Data records for software interfaces:
::::::
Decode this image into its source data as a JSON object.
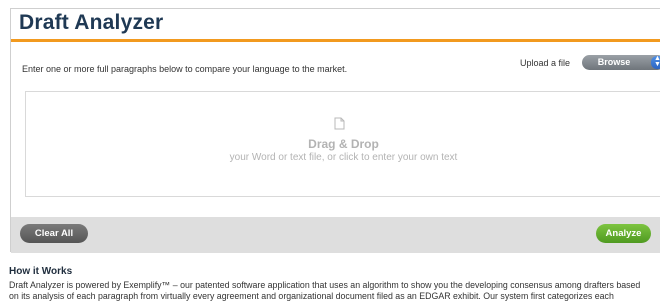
{
  "page": {
    "title": "Draft Analyzer",
    "intro": "Enter one or more full paragraphs below to compare your language to the market.",
    "upload_label": "Upload a file",
    "browse_label": "Browse",
    "dropzone": {
      "icon": "document-icon",
      "title": "Drag & Drop",
      "subtitle": "your Word or text file, or click to enter your own text"
    },
    "buttons": {
      "clear_all": "Clear All",
      "analyze": "Analyze"
    },
    "how_it_works": {
      "title": "How it Works",
      "line1": "Draft Analyzer is powered by Exemplify™ – our patented software application that uses an algorithm to show you the developing consensus among drafters based",
      "line2": "on its analysis of each paragraph from virtually every agreement and organizational document filed as an EDGAR exhibit. Our system first categorizes each"
    },
    "colors": {
      "title": "#1f3954",
      "accent_rule": "#f29a1f",
      "analyze_button": "#5ea82a",
      "clear_button": "#666666",
      "browse_arrows": "#3a78d6"
    }
  }
}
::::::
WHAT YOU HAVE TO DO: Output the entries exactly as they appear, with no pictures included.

RESULT OF THE TASK:
Decode this image into its source data as a JSON object.
{
  "page": {
    "title": "Draft Analyzer",
    "intro": "Enter one or more full paragraphs below to compare your language to the market.",
    "upload_label": "Upload a file",
    "browse_label": "Browse",
    "dropzone": {
      "icon": "document-icon",
      "title": "Drag & Drop",
      "subtitle": "your Word or text file, or click to enter your own text"
    },
    "buttons": {
      "clear_all": "Clear All",
      "analyze": "Analyze"
    },
    "how_it_works": {
      "title": "How it Works",
      "line1": "Draft Analyzer is powered by Exemplify™ – our patented software application that uses an algorithm to show you the developing consensus among drafters based",
      "line2": "on its analysis of each paragraph from virtually every agreement and organizational document filed as an EDGAR exhibit. Our system first categorizes each"
    },
    "colors": {
      "title": "#1f3954",
      "accent_rule": "#f29a1f",
      "analyze_button": "#5ea82a",
      "clear_button": "#666666",
      "browse_arrows": "#3a78d6"
    }
  }
}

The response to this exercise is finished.